TRY IT >>
Every line of the data that includes "JSON" should be copied out.

---------- INPUT DATA

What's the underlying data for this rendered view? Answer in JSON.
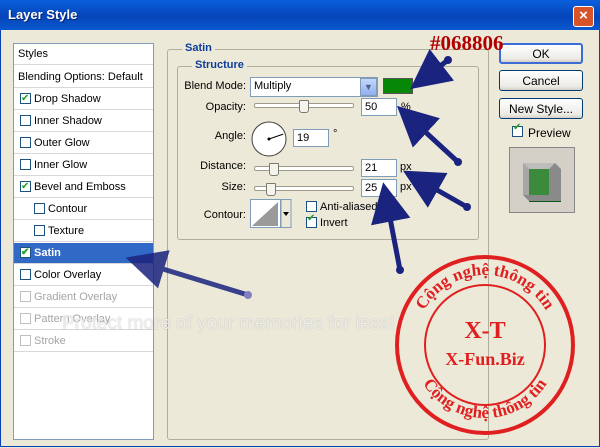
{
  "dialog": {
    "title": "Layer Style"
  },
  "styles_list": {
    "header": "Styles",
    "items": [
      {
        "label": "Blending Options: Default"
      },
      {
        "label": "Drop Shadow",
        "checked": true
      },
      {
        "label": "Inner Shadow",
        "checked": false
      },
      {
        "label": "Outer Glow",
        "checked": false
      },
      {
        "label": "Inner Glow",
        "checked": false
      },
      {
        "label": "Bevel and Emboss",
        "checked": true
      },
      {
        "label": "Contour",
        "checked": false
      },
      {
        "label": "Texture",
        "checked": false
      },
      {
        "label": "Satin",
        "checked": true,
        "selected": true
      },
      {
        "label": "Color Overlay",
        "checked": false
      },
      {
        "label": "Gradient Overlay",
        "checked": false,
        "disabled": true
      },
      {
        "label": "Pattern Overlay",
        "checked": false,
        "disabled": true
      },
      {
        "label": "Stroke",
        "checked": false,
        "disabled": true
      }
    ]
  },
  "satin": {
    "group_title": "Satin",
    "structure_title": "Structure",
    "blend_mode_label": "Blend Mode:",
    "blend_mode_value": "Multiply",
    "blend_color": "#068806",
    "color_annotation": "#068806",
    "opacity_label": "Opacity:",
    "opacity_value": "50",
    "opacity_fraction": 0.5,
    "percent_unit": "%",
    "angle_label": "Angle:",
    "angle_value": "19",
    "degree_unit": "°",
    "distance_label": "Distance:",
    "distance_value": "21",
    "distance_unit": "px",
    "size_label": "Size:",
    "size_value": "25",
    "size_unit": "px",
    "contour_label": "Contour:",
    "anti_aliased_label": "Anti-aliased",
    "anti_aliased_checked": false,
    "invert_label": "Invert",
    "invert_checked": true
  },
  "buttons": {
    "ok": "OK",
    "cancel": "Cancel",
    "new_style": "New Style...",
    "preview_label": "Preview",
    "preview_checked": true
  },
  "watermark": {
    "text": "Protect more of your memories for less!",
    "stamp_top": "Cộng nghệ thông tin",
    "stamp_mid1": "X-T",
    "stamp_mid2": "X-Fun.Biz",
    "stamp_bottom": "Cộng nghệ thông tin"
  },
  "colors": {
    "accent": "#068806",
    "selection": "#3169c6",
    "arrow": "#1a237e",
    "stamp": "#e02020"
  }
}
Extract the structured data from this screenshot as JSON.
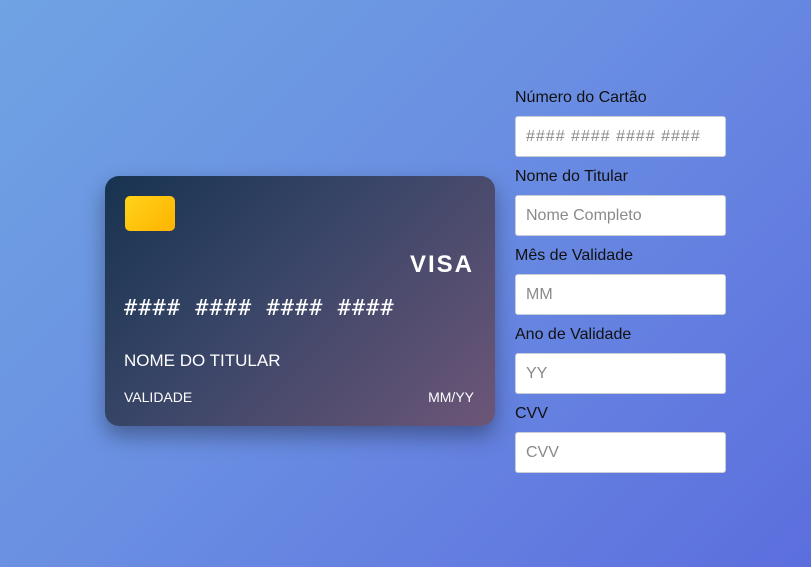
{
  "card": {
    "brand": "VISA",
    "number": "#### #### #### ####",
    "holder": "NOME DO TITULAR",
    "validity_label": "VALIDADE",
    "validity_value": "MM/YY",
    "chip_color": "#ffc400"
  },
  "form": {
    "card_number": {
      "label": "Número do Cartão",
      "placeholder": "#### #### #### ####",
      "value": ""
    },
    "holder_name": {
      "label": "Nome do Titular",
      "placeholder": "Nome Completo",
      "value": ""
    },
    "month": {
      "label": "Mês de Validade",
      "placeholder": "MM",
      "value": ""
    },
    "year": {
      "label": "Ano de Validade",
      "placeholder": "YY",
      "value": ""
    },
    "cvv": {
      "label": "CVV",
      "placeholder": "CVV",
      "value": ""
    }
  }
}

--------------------

EXERCISE SOLUTION >>
What's the underlying data for this rendered view? Answer in JSON.
Extract the structured data from this screenshot as JSON.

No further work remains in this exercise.